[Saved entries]
----------------
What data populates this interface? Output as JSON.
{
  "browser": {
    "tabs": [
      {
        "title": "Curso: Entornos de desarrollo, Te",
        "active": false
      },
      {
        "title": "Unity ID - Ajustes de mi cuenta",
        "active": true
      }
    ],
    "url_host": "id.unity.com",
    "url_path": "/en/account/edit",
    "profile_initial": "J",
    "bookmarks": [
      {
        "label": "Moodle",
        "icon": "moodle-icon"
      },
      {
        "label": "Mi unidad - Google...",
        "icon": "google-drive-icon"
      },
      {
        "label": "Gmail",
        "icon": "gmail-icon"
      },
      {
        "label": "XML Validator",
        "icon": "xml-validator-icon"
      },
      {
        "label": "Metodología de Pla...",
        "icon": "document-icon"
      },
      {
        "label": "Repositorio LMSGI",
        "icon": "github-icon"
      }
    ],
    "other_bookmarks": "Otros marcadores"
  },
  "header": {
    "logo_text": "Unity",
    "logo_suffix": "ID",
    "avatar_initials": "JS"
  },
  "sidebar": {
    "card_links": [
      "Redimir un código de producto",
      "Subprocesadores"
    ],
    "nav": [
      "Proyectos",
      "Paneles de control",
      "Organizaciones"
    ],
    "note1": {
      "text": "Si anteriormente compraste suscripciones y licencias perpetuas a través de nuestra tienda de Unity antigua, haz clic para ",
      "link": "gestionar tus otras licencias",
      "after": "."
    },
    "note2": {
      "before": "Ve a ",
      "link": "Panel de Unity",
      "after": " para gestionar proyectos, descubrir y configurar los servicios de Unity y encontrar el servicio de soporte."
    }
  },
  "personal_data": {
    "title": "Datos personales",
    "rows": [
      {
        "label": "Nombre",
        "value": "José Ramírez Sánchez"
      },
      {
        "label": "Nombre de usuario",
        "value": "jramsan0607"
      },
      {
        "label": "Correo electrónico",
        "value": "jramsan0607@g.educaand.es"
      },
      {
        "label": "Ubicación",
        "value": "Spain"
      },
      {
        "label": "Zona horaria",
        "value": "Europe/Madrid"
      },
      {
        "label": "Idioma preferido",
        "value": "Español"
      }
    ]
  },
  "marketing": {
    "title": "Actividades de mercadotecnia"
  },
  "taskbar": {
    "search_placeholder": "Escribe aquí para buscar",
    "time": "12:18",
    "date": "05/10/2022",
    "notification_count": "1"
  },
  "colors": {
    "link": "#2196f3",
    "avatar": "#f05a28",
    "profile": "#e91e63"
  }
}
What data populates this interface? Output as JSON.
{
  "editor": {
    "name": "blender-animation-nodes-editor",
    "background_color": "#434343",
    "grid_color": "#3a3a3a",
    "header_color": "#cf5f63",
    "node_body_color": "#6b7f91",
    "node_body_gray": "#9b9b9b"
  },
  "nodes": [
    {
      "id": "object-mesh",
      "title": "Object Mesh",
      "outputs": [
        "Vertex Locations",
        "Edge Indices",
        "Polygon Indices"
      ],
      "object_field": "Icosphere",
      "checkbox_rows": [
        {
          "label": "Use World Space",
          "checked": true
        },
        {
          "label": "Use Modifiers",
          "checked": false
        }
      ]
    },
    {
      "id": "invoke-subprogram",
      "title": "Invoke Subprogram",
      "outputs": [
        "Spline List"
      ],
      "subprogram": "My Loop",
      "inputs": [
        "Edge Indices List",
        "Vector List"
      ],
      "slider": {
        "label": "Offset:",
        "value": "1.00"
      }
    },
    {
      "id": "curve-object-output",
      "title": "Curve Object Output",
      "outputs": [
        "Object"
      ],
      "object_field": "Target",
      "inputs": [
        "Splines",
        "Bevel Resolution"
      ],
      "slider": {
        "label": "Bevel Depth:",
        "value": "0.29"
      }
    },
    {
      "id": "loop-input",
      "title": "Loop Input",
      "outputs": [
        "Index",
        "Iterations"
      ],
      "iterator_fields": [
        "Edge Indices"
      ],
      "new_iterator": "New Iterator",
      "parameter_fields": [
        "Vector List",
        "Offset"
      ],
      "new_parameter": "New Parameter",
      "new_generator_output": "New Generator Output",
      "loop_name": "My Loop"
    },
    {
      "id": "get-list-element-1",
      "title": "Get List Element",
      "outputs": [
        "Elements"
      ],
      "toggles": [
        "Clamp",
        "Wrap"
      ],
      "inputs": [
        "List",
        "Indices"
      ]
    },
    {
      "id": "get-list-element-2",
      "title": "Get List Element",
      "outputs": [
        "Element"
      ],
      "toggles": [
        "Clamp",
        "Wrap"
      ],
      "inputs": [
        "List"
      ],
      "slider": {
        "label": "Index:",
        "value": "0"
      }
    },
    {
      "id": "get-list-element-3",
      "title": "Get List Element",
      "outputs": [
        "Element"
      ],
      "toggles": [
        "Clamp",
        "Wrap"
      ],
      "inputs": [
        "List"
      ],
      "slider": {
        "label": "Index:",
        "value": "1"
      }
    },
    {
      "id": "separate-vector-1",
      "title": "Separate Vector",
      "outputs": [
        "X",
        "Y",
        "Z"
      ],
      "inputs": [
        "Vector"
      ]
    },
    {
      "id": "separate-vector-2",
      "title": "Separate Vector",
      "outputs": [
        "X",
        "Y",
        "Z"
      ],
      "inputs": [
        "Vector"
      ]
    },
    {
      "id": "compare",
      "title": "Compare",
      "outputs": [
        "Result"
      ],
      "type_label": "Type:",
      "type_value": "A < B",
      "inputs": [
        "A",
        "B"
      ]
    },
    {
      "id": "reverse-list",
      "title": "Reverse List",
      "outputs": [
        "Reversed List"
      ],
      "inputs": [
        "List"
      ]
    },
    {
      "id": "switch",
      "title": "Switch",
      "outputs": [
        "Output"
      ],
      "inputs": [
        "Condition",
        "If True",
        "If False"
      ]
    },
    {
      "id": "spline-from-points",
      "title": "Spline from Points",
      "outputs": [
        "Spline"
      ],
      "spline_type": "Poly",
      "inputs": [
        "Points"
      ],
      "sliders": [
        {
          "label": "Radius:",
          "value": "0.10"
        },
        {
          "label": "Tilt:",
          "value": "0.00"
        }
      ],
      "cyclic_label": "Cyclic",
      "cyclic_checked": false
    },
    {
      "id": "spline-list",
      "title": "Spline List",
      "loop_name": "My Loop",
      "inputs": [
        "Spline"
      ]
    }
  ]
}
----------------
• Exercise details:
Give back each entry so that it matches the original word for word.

• Output below:
What data populates this interface? Output as JSON.
{
  "browser": {
    "tabs": [
      {
        "title": "Curso: Entornos de desarrollo, Te",
        "active": false
      },
      {
        "title": "Unity ID - Ajustes de mi cuenta",
        "active": true
      }
    ],
    "url_host": "id.unity.com",
    "url_path": "/en/account/edit",
    "profile_initial": "J",
    "bookmarks": [
      {
        "label": "Moodle",
        "icon": "moodle-icon"
      },
      {
        "label": "Mi unidad - Google...",
        "icon": "google-drive-icon"
      },
      {
        "label": "Gmail",
        "icon": "gmail-icon"
      },
      {
        "label": "XML Validator",
        "icon": "xml-validator-icon"
      },
      {
        "label": "Metodología de Pla...",
        "icon": "document-icon"
      },
      {
        "label": "Repositorio LMSGI",
        "icon": "github-icon"
      }
    ],
    "other_bookmarks": "Otros marcadores"
  },
  "header": {
    "logo_text": "Unity",
    "logo_suffix": "ID",
    "avatar_initials": "JS"
  },
  "sidebar": {
    "card_links": [
      "Redimir un código de producto",
      "Subprocesadores"
    ],
    "nav": [
      "Proyectos",
      "Paneles de control",
      "Organizaciones"
    ],
    "note1": {
      "text": "Si anteriormente compraste suscripciones y licencias perpetuas a través de nuestra tienda de Unity antigua, haz clic para ",
      "link": "gestionar tus otras licencias",
      "after": "."
    },
    "note2": {
      "before": "Ve a ",
      "link": "Panel de Unity",
      "after": " para gestionar proyectos, descubrir y configurar los servicios de Unity y encontrar el servicio de soporte."
    }
  },
  "personal_data": {
    "title": "Datos personales",
    "rows": [
      {
        "label": "Nombre",
        "value": "José Ramírez Sánchez"
      },
      {
        "label": "Nombre de usuario",
        "value": "jramsan0607"
      },
      {
        "label": "Correo electrónico",
        "value": "jramsan0607@g.educaand.es"
      },
      {
        "label": "Ubicación",
        "value": "Spain"
      },
      {
        "label": "Zona horaria",
        "value": "Europe/Madrid"
      },
      {
        "label": "Idioma preferido",
        "value": "Español"
      }
    ]
  },
  "marketing": {
    "title": "Actividades de mercadotecnia"
  },
  "taskbar": {
    "search_placeholder": "Escribe aquí para buscar",
    "time": "12:18",
    "date": "05/10/2022",
    "notification_count": "1"
  },
  "colors": {
    "link": "#2196f3",
    "avatar": "#f05a28",
    "profile": "#e91e63"
  }
}
What data populates this interface? Output as JSON.
{
  "editor": {
    "name": "blender-animation-nodes-editor",
    "background_color": "#434343",
    "grid_color": "#3a3a3a",
    "header_color": "#cf5f63",
    "node_body_color": "#6b7f91",
    "node_body_gray": "#9b9b9b"
  },
  "nodes": [
    {
      "id": "object-mesh",
      "title": "Object Mesh",
      "outputs": [
        "Vertex Locations",
        "Edge Indices",
        "Polygon Indices"
      ],
      "object_field": "Icosphere",
      "checkbox_rows": [
        {
          "label": "Use World Space",
          "checked": true
        },
        {
          "label": "Use Modifiers",
          "checked": false
        }
      ]
    },
    {
      "id": "invoke-subprogram",
      "title": "Invoke Subprogram",
      "outputs": [
        "Spline List"
      ],
      "subprogram": "My Loop",
      "inputs": [
        "Edge Indices List",
        "Vector List"
      ],
      "slider": {
        "label": "Offset:",
        "value": "1.00"
      }
    },
    {
      "id": "curve-object-output",
      "title": "Curve Object Output",
      "outputs": [
        "Object"
      ],
      "object_field": "Target",
      "inputs": [
        "Splines",
        "Bevel Resolution"
      ],
      "slider": {
        "label": "Bevel Depth:",
        "value": "0.29"
      }
    },
    {
      "id": "loop-input",
      "title": "Loop Input",
      "outputs": [
        "Index",
        "Iterations"
      ],
      "iterator_fields": [
        "Edge Indices"
      ],
      "new_iterator": "New Iterator",
      "parameter_fields": [
        "Vector List",
        "Offset"
      ],
      "new_parameter": "New Parameter",
      "new_generator_output": "New Generator Output",
      "loop_name": "My Loop"
    },
    {
      "id": "get-list-element-1",
      "title": "Get List Element",
      "outputs": [
        "Elements"
      ],
      "toggles": [
        "Clamp",
        "Wrap"
      ],
      "inputs": [
        "List",
        "Indices"
      ]
    },
    {
      "id": "get-list-element-2",
      "title": "Get List Element",
      "outputs": [
        "Element"
      ],
      "toggles": [
        "Clamp",
        "Wrap"
      ],
      "inputs": [
        "List"
      ],
      "slider": {
        "label": "Index:",
        "value": "0"
      }
    },
    {
      "id": "get-list-element-3",
      "title": "Get List Element",
      "outputs": [
        "Element"
      ],
      "toggles": [
        "Clamp",
        "Wrap"
      ],
      "inputs": [
        "List"
      ],
      "slider": {
        "label": "Index:",
        "value": "1"
      }
    },
    {
      "id": "separate-vector-1",
      "title": "Separate Vector",
      "outputs": [
        "X",
        "Y",
        "Z"
      ],
      "inputs": [
        "Vector"
      ]
    },
    {
      "id": "separate-vector-2",
      "title": "Separate Vector",
      "outputs": [
        "X",
        "Y",
        "Z"
      ],
      "inputs": [
        "Vector"
      ]
    },
    {
      "id": "compare",
      "title": "Compare",
      "outputs": [
        "Result"
      ],
      "type_label": "Type:",
      "type_value": "A < B",
      "inputs": [
        "A",
        "B"
      ]
    },
    {
      "id": "reverse-list",
      "title": "Reverse List",
      "outputs": [
        "Reversed List"
      ],
      "inputs": [
        "List"
      ]
    },
    {
      "id": "switch",
      "title": "Switch",
      "outputs": [
        "Output"
      ],
      "inputs": [
        "Condition",
        "If True",
        "If False"
      ]
    },
    {
      "id": "spline-from-points",
      "title": "Spline from Points",
      "outputs": [
        "Spline"
      ],
      "spline_type": "Poly",
      "inputs": [
        "Points"
      ],
      "sliders": [
        {
          "label": "Radius:",
          "value": "0.10"
        },
        {
          "label": "Tilt:",
          "value": "0.00"
        }
      ],
      "cyclic_label": "Cyclic",
      "cyclic_checked": false
    },
    {
      "id": "spline-list",
      "title": "Spline List",
      "loop_name": "My Loop",
      "inputs": [
        "Spline"
      ]
    }
  ]
}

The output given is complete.